There’s a reason why 92% of brands decided to boost their spends on paid social media ads last year. Chiefly, because it works. A recent survey found that when consumers follow brands on social, 67% are more likely to increase their spending with that brand.
Paid social media doesn’t have to break the bank. You can set your budget on Facebook, Instagram, Twitter, Pinterest, LinkedIn, or any social channels you prefer. Spending appropriately turns them into smart platforms that will allow you to fine-tune your audiences by demographics, location, interests, places of work and even job titles. The key eventually is to get specific about the target audience, run a campaign, test content, learn, and keep going.
The more specific your ad targeting is, the more expensive your campaign is because it reaches the customers you want most. For example, if you’re a plastic surgeon specializing in mommy makeovers, your audience is only women, and only mothers, of a certain age, and, likely, a certain income level.
If you’re a plumber with a less-specific demographic, a more broad-reaching campaign with fewer parameters and less spend may be the right choice. As you get more experienced, you may find smaller niche targets that make a more significant impact on your bottom line.
Social media, whether it’s organic or paid, is an effective and relatively low-cost way for small business to reach their most coveted customers. Include a good mix of user-generated content from clients, shoppers, community members and friends. Combine that with paid campaigns and influencer marketing from loyal customers. All of it works together to help increase your reach, boost your bottom line, and grow your small business.
If you’re interested in learning more best practices for small business digital marketing, check out How to build a small paid search strategy and The Complete Guide to Content Marketing.

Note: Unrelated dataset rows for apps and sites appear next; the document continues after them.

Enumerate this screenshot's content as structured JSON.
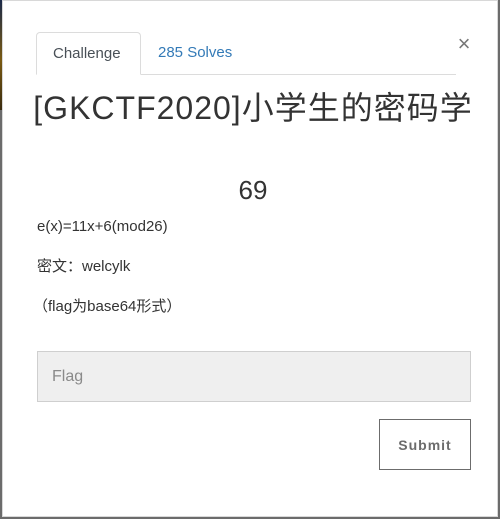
{
  "modal": {
    "close_glyph": "×",
    "tabs": [
      {
        "label": "Challenge",
        "active": true
      },
      {
        "label": "285 Solves",
        "active": false
      }
    ],
    "title": "[GKCTF2020]小学生的密码学",
    "value": "69",
    "description": [
      "e(x)=11x+6(mod26)",
      "密文：welcylk",
      "（flag为base64形式）"
    ],
    "flag_input": {
      "placeholder": "Flag",
      "value": ""
    },
    "submit_label": "Submit"
  },
  "colors": {
    "link": "#337ab7",
    "input_bg": "#efefef",
    "submit_border": "#6c6c6c"
  }
}
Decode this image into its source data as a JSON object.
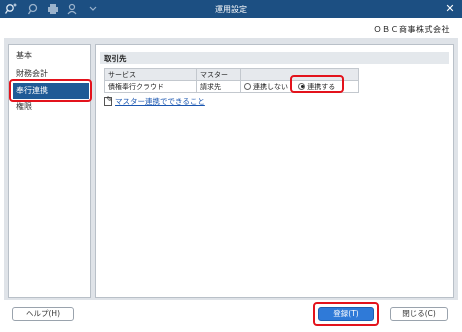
{
  "window": {
    "title": "運用設定",
    "close_glyph": "✕"
  },
  "toolbar": {
    "icons": [
      "new-icon",
      "search-icon",
      "print-icon",
      "user-settings-icon",
      "dropdown-icon"
    ]
  },
  "company": "ＯＢＣ商事株式会社",
  "sidebar": {
    "items": [
      {
        "label": "基本"
      },
      {
        "label": "財務会計"
      },
      {
        "label": "奉行連携"
      },
      {
        "label": "権限"
      }
    ],
    "selected": "奉行連携"
  },
  "section": {
    "title": "取引先"
  },
  "table": {
    "headers": [
      "サービス",
      "マスター",
      ""
    ],
    "rows": [
      {
        "service": "債権奉行クラウド",
        "master": "請求先",
        "option_off": "連携しない",
        "option_on": "連携する",
        "selected": "連携する"
      }
    ]
  },
  "link": {
    "label": "マスター連携でできること"
  },
  "buttons": {
    "help": "ヘルプ(H)",
    "register": "登録(T)",
    "close": "閉じる(C)"
  },
  "colors": {
    "titlebar": "#1c4f82",
    "accent": "#2f7ad8",
    "highlight": "#e3131c"
  }
}
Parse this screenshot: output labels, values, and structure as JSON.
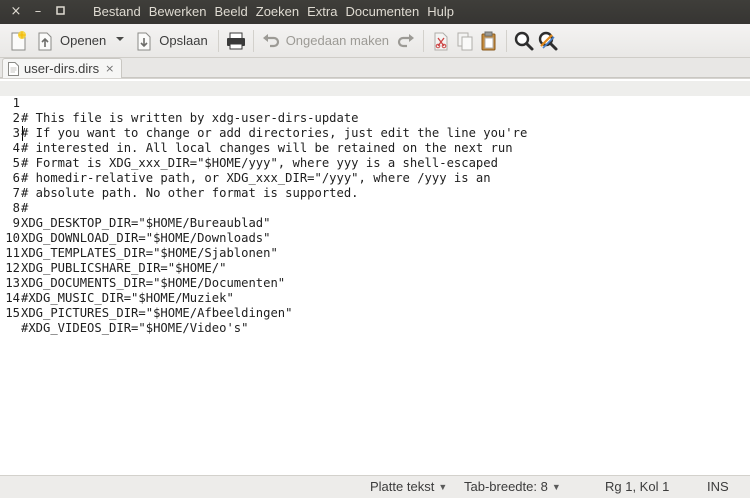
{
  "window": {
    "controls": [
      "×",
      "–",
      "□"
    ],
    "control_names": [
      "close",
      "minimize",
      "maximize"
    ]
  },
  "menubar": {
    "items": [
      "Bestand",
      "Bewerken",
      "Beeld",
      "Zoeken",
      "Extra",
      "Documenten",
      "Hulp"
    ]
  },
  "toolbar": {
    "new_icon": "new-document-icon",
    "open_icon": "open-folder-icon",
    "open_label": "Openen",
    "open_dropdown_icon": "chevron-down-icon",
    "save_icon": "save-icon",
    "save_label": "Opslaan",
    "print_icon": "printer-icon",
    "undo_icon": "undo-icon",
    "undo_label": "Ongedaan maken",
    "redo_icon": "redo-icon",
    "cut_icon": "cut-icon",
    "copy_icon": "copy-icon",
    "paste_icon": "paste-icon",
    "search_icon": "search-icon",
    "replace_icon": "search-replace-icon"
  },
  "tabs": [
    {
      "label": "user-dirs.dirs",
      "close": "×"
    }
  ],
  "editor": {
    "current_line": 1,
    "lines": [
      {
        "n": "1",
        "text": "# This file is written by xdg-user-dirs-update"
      },
      {
        "n": "2",
        "text": "# If you want to change or add directories, just edit the line you're"
      },
      {
        "n": "3",
        "text": "# interested in. All local changes will be retained on the next run"
      },
      {
        "n": "4",
        "text": "# Format is XDG_xxx_DIR=\"$HOME/yyy\", where yyy is a shell-escaped"
      },
      {
        "n": "5",
        "text": "# homedir-relative path, or XDG_xxx_DIR=\"/yyy\", where /yyy is an"
      },
      {
        "n": "6",
        "text": "# absolute path. No other format is supported."
      },
      {
        "n": "7",
        "text": "#"
      },
      {
        "n": "8",
        "text": "XDG_DESKTOP_DIR=\"$HOME/Bureaublad\""
      },
      {
        "n": "9",
        "text": "XDG_DOWNLOAD_DIR=\"$HOME/Downloads\""
      },
      {
        "n": "10",
        "text": "XDG_TEMPLATES_DIR=\"$HOME/Sjablonen\""
      },
      {
        "n": "11",
        "text": "XDG_PUBLICSHARE_DIR=\"$HOME/\""
      },
      {
        "n": "12",
        "text": "XDG_DOCUMENTS_DIR=\"$HOME/Documenten\""
      },
      {
        "n": "13",
        "text": "#XDG_MUSIC_DIR=\"$HOME/Muziek\""
      },
      {
        "n": "14",
        "text": "XDG_PICTURES_DIR=\"$HOME/Afbeeldingen\""
      },
      {
        "n": "15",
        "text": "#XDG_VIDEOS_DIR=\"$HOME/Video's\""
      }
    ]
  },
  "statusbar": {
    "language": "Platte tekst",
    "tab_width": "Tab-breedte: 8",
    "position": "Rg 1, Kol 1",
    "mode": "INS"
  }
}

The rich text element allows you to create and format headings, paragraphs, blockquotes, images, and video all in one place instead of having to add and format them individually. Just double-click and easily create content.
A rich text element can be used with static or dynamic content. For static content, just drop it into any page and begin editing. For dynamic content, add a rich text field to any collection and then connect a rich text element to that field in the settings panel. Voila!
Headings, paragraphs, blockquotes, figures, images, and figure captions can all be styled after a class is added to the rich text element using the "When inside of" nested selector system.